Public comments indicated congestion issues at the intersection of Airport Road and Highway 20 backs up traffic to Main Road from the Highway 20 intersection with Walker Road. 

Twelfth Street is used as a bypass route for Denny School Road and Highway 34, while Walnut and Ash streets are used to avoid traffic signals along Grant Street. Improvements are needed at the Crowfoot, Central Avenue and Cascade Drive intersection. 

Five bridges are flagged as structurally deficient, with poor or serious substructure conditions. They are: on Wheeler Street at the Lebanon-Santiam Canal; Stoltz Hill Road at Oak Creek, 5th Street at Oak Creek, Rock Hill Drive at Oak Creek; and River Drive at Lebanon-Santiam Canal.

The plan identifies numerous projects that can be completed with the funding the city expects to be available. Others are highly supported, but there isn’t enough money. A third group of projects are unlikely to have city or state funding by 2040. 

Among projects in the first group are traffic calming projects; a bike parking program; pedestrian improvements on Vaughan Lane and Cascade Drive, numerous bicycle and walking paths and improvements; transit stops; the realignment of Dewey Street to Walker Road at Highway 20; improvements to reduce congestion at intersections, including Highway 20 and Reeves Parkway, Highway 20 and Highway 34 and Highway 34 and 5th Street, Oak Street and 12th Street, Airport Road and 12th Street.

Present at the meeting and voting unanimously to approve the TSP were councilors Wayne Rieskamp, Rebecca Grizzle, Jason Bolen, Bob Elliott, Robert Furlow and Floyd Fisher. 

Mayor Paul Aziz was absent. 

In other business, the council:

  •  Selected a winning name, LINX – Lebanon Inter-Neighborhood eXpress, for Lebanon’s transit system. 

The city held a contest that produced 152 name proposals, said City Manager Gary Marks, Elliott, Transportation Program Director Kindra Oliver and Marks met on Dec. 11 to reduce the list of ideas to three final options for the council to consider. 

The city has had a long-standing dial-a-bus service, Marks said. The addition of a new fixed route suggested a new more expansive name was in order.

The contest to name the system was created as a fun way to involve citizens, Marks said.

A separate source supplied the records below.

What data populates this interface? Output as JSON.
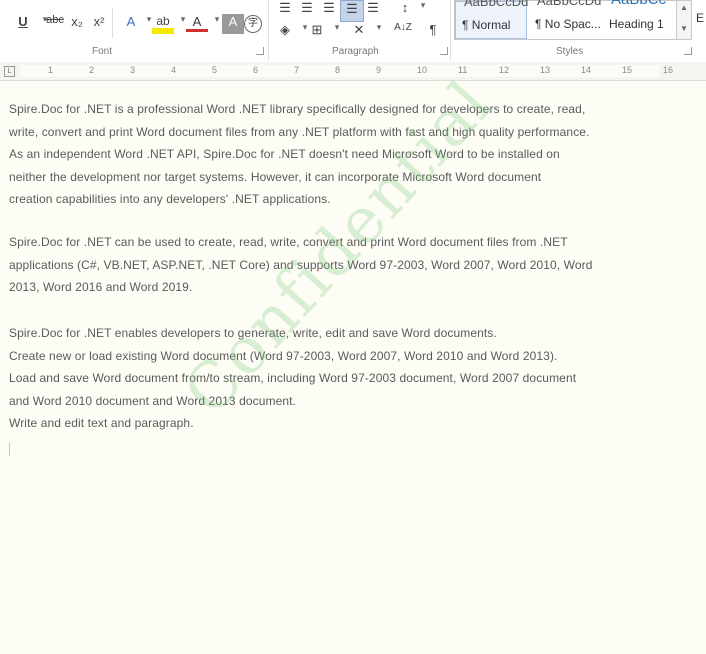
{
  "ribbon": {
    "font_group_label": "Font",
    "paragraph_group_label": "Paragraph",
    "styles_group_label": "Styles",
    "underline": "U",
    "strikethrough": "abc",
    "subscript": "x₂",
    "superscript": "x²",
    "text_effects": "A",
    "highlight": "ab",
    "font_color": "A",
    "char_shading": "A",
    "enclose": "字",
    "pilcrow": "¶",
    "sort": "A↓Z"
  },
  "styles": [
    {
      "preview": "AaBbCcDd",
      "name": "¶ Normal"
    },
    {
      "preview": "AaBbCcDd",
      "name": "¶ No Spac..."
    },
    {
      "preview": "AaBbCc",
      "name": "Heading 1"
    }
  ],
  "ruler": {
    "numbers": [
      "1",
      "2",
      "3",
      "4",
      "5",
      "6",
      "7",
      "8",
      "9",
      "10",
      "11",
      "12",
      "13",
      "14",
      "15",
      "16"
    ]
  },
  "document": {
    "paragraphs": [
      [
        "Spire.Doc for .NET is a professional Word .NET library specifically designed for developers to create, read,",
        "write, convert and print Word document files from any .NET platform with fast and high quality performance.",
        "As an independent Word .NET API, Spire.Doc for .NET doesn't need Microsoft Word to be installed on",
        "neither the development nor target systems. However, it can incorporate Microsoft Word document",
        "creation capabilities into any developers' .NET applications."
      ],
      [
        "Spire.Doc for .NET can be used to create, read, write, convert and print Word document files from .NET",
        "applications (C#, VB.NET, ASP.NET, .NET Core) and supports Word 97-2003, Word 2007, Word 2010, Word",
        "2013, Word 2016 and Word 2019."
      ],
      [
        "Spire.Doc for .NET enables developers to generate, write, edit and save Word documents.",
        "Create new or load existing Word document (Word 97-2003, Word 2007, Word 2010 and Word 2013).",
        "Load and save Word document from/to stream, including Word 97-2003 document, Word 2007 document",
        "and Word 2010 document and Word 2013 document.",
        "Write and edit text and paragraph."
      ]
    ],
    "watermark": "Confidential"
  }
}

Winner Larry Weymouth will receive an iPad and a one-year bus pass. 

The other two options for the name were COLTS (City of Lebanon Transit System), and LIFTS, Lebanon Inter-community Fast Transit System. 

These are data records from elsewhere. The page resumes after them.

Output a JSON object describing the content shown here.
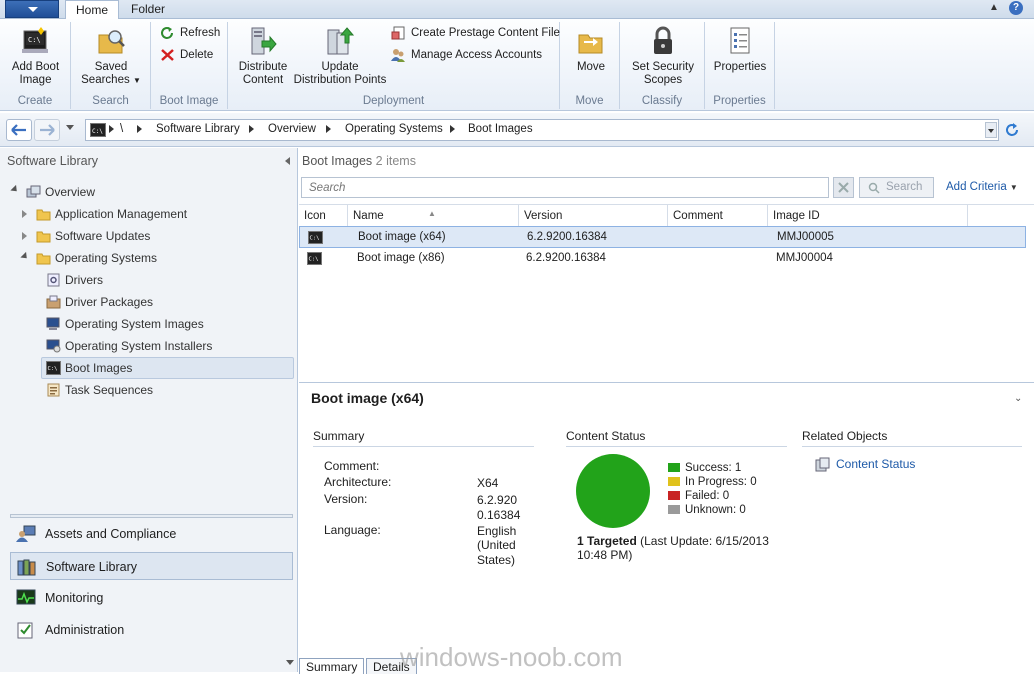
{
  "ribbon": {
    "tabs": [
      "Home",
      "Folder"
    ],
    "groups": {
      "create": {
        "label": "Create",
        "add_boot_image_l1": "Add Boot",
        "add_boot_image_l2": "Image"
      },
      "search": {
        "label": "Search",
        "saved_searches_l1": "Saved",
        "saved_searches_l2": "Searches"
      },
      "boot_image": {
        "label": "Boot Image",
        "refresh": "Refresh",
        "delete": "Delete"
      },
      "deployment": {
        "label": "Deployment",
        "distribute_l1": "Distribute",
        "distribute_l2": "Content",
        "update_l1": "Update",
        "update_l2": "Distribution Points",
        "prestage": "Create Prestage Content File",
        "access": "Manage Access Accounts"
      },
      "move": {
        "label": "Move",
        "move": "Move"
      },
      "classify": {
        "label": "Classify",
        "scopes_l1": "Set Security",
        "scopes_l2": "Scopes"
      },
      "properties": {
        "label": "Properties",
        "properties": "Properties"
      }
    }
  },
  "nav": {
    "breadcrumb": [
      "\\",
      "Software Library",
      "Overview",
      "Operating Systems",
      "Boot Images"
    ]
  },
  "left": {
    "title": "Software Library",
    "tree": {
      "overview": "Overview",
      "app_mgmt": "Application Management",
      "sw_updates": "Software Updates",
      "os": "Operating Systems",
      "drivers": "Drivers",
      "driver_packages": "Driver Packages",
      "os_images": "Operating System Images",
      "os_installers": "Operating System Installers",
      "boot_images": "Boot Images",
      "task_sequences": "Task Sequences"
    },
    "workspaces": [
      "Assets and Compliance",
      "Software Library",
      "Monitoring",
      "Administration"
    ]
  },
  "list": {
    "title": "Boot Images",
    "count": "2 items",
    "search_placeholder": "Search",
    "search_button": "Search",
    "add_criteria": "Add Criteria",
    "columns": [
      "Icon",
      "Name",
      "Version",
      "Comment",
      "Image ID"
    ],
    "rows": [
      {
        "name": "Boot image (x64)",
        "version": "6.2.9200.16384",
        "comment": "",
        "image_id": "MMJ00005"
      },
      {
        "name": "Boot image (x86)",
        "version": "6.2.9200.16384",
        "comment": "",
        "image_id": "MMJ00004"
      }
    ]
  },
  "detail": {
    "title": "Boot image (x64)",
    "summary": {
      "heading": "Summary",
      "comment_label": "Comment:",
      "architecture_label": "Architecture:",
      "architecture": "X64",
      "version_label": "Version:",
      "version_l1": "6.2.920",
      "version_l2": "0.16384",
      "language_label": "Language:",
      "language_l1": "English",
      "language_l2": "(United",
      "language_l3": "States)"
    },
    "content_status": {
      "heading": "Content Status",
      "legend": [
        {
          "label": "Success: 1",
          "color": "#22a31a"
        },
        {
          "label": "In Progress: 0",
          "color": "#e0c21c"
        },
        {
          "label": "Failed: 0",
          "color": "#c82424"
        },
        {
          "label": "Unknown: 0",
          "color": "#9a9a9a"
        }
      ],
      "targeted": "1 Targeted",
      "last_update_l1": "(Last Update: 6/15/2013",
      "last_update_l2": "10:48 PM)"
    },
    "related": {
      "heading": "Related Objects",
      "link": "Content Status"
    },
    "tabs": [
      "Summary",
      "Details"
    ]
  },
  "watermark": "windows-noob.com"
}
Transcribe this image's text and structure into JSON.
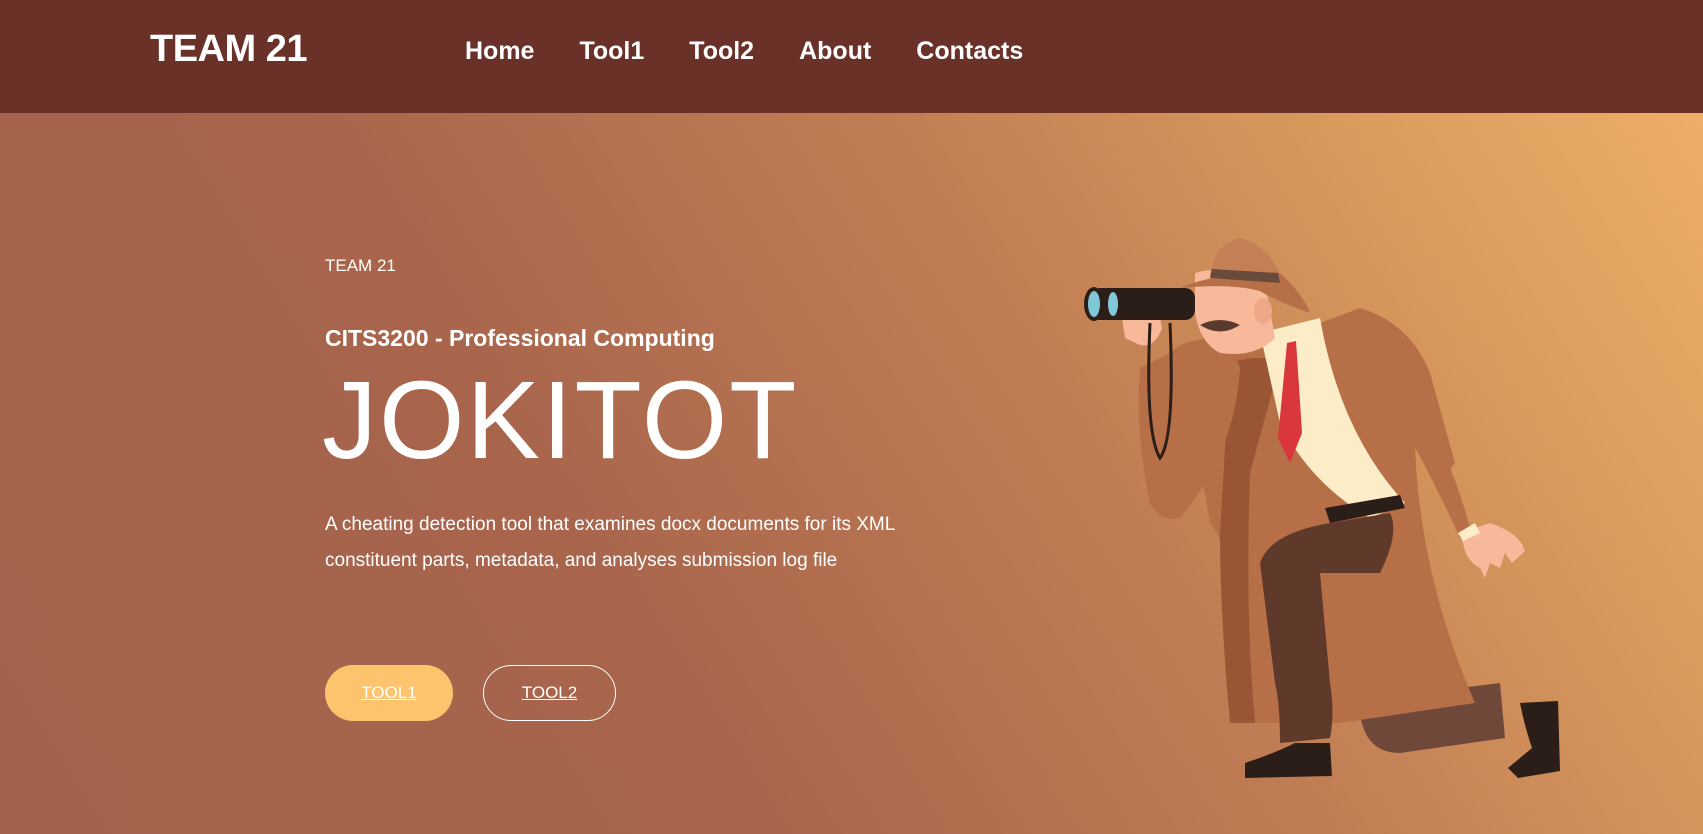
{
  "header": {
    "brand": "TEAM 21",
    "nav": [
      "Home",
      "Tool1",
      "Tool2",
      "About",
      "Contacts"
    ]
  },
  "hero": {
    "eyebrow": "TEAM 21",
    "subtitle": "CITS3200 - Professional Computing",
    "title": "JOKITOT",
    "description": "A cheating detection tool that examines docx documents for its XML constituent parts, metadata, and analyses submission log file",
    "buttons": {
      "primary": "TOOL1",
      "secondary": "TOOL2"
    },
    "illustration": "detective-with-binoculars"
  },
  "colors": {
    "navbar": "#6a3129",
    "hero_start": "#a4624c",
    "hero_end": "#eeae68",
    "button_primary": "#fec36d"
  }
}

“It’s got to be LINX,” Bolen said. The system is “linking neighborhoods.”

LIFTS reminded Grizzle of Lyft, and Marks said the mayor thought COLTS sounded like a football team, which it is. 

The council agreed unanimously to LINX. 

  • Presented plaques to outgoing councilors Elliott, who has served for 16 years, and Fisher, who has served for 24 years. 

Elliott, who represents Ward 3, did not seek re-election to his council seat. He ran for mayor in November but did not win. He is succeeded by Michelle Steinhebel. 

Fisher represents Ward 2 and did not run for office in November. He is succeeded by Karin Stauder.

  • Approved a contract with Tyler Technologies for $102,350 to update the Police Department’s computer system. 
  • Approved a request by Marks to seek proposals to develop a public facilities master plan for City Hall and the existing Water Treatment Plant, located at the intersection of 2nd and A streets. 

The treatment plant property is included in the request because the city will need to find an appropriate use for the property once the new treatment plant on River Road becomes operational. 

Marks said that three studies have shown structural deficiencies relating to wind and seismic activity in the City Hall building. The last study recommended evacuating the building when wind speeds reach 45 mph. 

City Hall was built in 1928 with additions made over the years. 

Marks said that current operations and staff have filled all usable space in City Hall, noting the steady growth in Lebanon during the past 10 years.